In the end, Norfolk left Peabody's employment, taking drawings and notes with him about how the machines worked, and he was hired to build machinery at a competing factory ... machinery that was suspiciously similar to Peabody's. Peabody took Norfolk to court over a breach of confidence, saying that Norfolk knew the technology was to be kept a secret and because it had now been shared with competitors, Peabody's factory would suffer. In addition, the owners of the competitive factory appeared to have known that the information was obtained without consent (misappropriated), but they built the machines anyway.

The Peabody vs. Norfolk case happened back in 1868, but similar circumstances probably occurred before that time and have certainly occurred throughout the years since. The court's decision on this particular case influenced subsequent rulings and laws. Essentially, the court said Peabody's ideas were his property and should be protected as such, even though he did not have a patent or a trademark. Thus, the first modern description of U.S. trade-secret law was recorded.

The Continuing History of Trade-Secret Laws

After Peabody vs. Norfolk, states began to put their own version of trade-secret laws on the books. However, with the rise of interstate corporations, it became clear that a uniform law was needed to unite the various state laws. The Uniform Law Commission drafted the Uniform Trade Secrets Act in 1979 to do just that.

The UTSA was merely a suggestion, and it was up to each state legislature to enact the UTSA. Each state could also make modifications to the UTSA, which made the UTSA a valiant effort but not necessarily a completely unifying law. Finally, a federal law called the Defend Trade Secrets Act of 2016, based on the UTSA, was passed in 2016 to determine how trade-secret misappropriation is to be handled across all states.

Enforcement and Litigation of Trade-Secret Laws

In addition to the UTSA and DTSA, the Economic Espionage Act of 1996 also provides grounds for the U.S. Attorney General to enforce cases involving the theft of trade secrets. Individuals found guilty of intentionally stealing or receiving trade secrets could face up to 10 years in prison and up to a $500,000 fine. Corporations can also be charged under the Economic Espionage Act, facing up to a $5 million fine.

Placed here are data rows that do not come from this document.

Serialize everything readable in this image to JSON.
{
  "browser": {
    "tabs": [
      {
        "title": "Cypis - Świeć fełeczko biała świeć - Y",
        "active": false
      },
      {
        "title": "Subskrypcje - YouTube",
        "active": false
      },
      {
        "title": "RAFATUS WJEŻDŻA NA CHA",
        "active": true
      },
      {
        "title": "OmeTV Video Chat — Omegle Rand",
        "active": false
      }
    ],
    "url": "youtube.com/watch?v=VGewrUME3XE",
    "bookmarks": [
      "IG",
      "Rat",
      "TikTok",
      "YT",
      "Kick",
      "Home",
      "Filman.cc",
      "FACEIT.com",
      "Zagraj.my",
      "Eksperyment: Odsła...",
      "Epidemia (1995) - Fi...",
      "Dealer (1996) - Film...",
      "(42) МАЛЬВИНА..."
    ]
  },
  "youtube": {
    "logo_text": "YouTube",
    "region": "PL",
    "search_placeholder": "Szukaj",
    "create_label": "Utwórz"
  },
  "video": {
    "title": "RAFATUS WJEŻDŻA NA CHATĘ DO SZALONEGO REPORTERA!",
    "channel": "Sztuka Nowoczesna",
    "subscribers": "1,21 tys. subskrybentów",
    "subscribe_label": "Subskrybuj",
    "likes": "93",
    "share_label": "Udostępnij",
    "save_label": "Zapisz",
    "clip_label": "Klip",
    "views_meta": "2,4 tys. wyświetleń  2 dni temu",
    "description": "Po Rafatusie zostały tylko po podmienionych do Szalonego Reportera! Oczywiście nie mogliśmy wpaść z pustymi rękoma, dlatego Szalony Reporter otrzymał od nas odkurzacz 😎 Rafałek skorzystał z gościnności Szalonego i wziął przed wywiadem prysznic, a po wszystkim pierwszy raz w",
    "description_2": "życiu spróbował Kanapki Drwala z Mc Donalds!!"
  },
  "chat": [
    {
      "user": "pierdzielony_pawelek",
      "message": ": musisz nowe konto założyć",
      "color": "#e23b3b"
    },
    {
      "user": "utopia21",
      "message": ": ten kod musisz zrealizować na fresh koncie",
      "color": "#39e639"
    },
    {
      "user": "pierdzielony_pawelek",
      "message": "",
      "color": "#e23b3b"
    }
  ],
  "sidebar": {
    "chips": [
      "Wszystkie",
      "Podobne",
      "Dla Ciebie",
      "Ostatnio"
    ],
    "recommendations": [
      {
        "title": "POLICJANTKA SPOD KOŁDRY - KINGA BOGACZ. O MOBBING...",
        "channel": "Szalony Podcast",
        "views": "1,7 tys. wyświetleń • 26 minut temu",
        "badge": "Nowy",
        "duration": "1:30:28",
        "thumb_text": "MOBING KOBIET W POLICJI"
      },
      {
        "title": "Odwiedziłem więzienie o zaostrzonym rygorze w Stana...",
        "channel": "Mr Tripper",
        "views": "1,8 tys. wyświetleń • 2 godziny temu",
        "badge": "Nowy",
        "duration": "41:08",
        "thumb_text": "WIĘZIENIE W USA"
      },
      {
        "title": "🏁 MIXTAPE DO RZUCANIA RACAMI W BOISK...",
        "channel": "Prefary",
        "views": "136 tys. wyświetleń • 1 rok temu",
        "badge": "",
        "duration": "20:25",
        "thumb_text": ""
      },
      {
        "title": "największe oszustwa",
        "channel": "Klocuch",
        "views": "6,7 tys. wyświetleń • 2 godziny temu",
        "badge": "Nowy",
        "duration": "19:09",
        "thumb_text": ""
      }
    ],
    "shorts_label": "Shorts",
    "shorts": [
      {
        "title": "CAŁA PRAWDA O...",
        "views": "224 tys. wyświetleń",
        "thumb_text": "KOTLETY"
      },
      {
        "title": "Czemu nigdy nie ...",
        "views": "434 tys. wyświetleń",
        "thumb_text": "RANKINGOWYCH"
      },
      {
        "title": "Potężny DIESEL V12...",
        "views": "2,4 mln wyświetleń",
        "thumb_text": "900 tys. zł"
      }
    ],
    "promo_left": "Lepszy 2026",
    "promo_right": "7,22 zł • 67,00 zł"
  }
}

The statute of limitations for trade secret litigation under the DTSA is three years from the time the misappropriation was first discovered by the trade-secret owner. If you feel you have intellectual property that qualifies under a trade secret claim and that it has been misappropriated, contact a lawyer who specializes in intellectual-property law to learn more about what can be done to minimize damage to your company.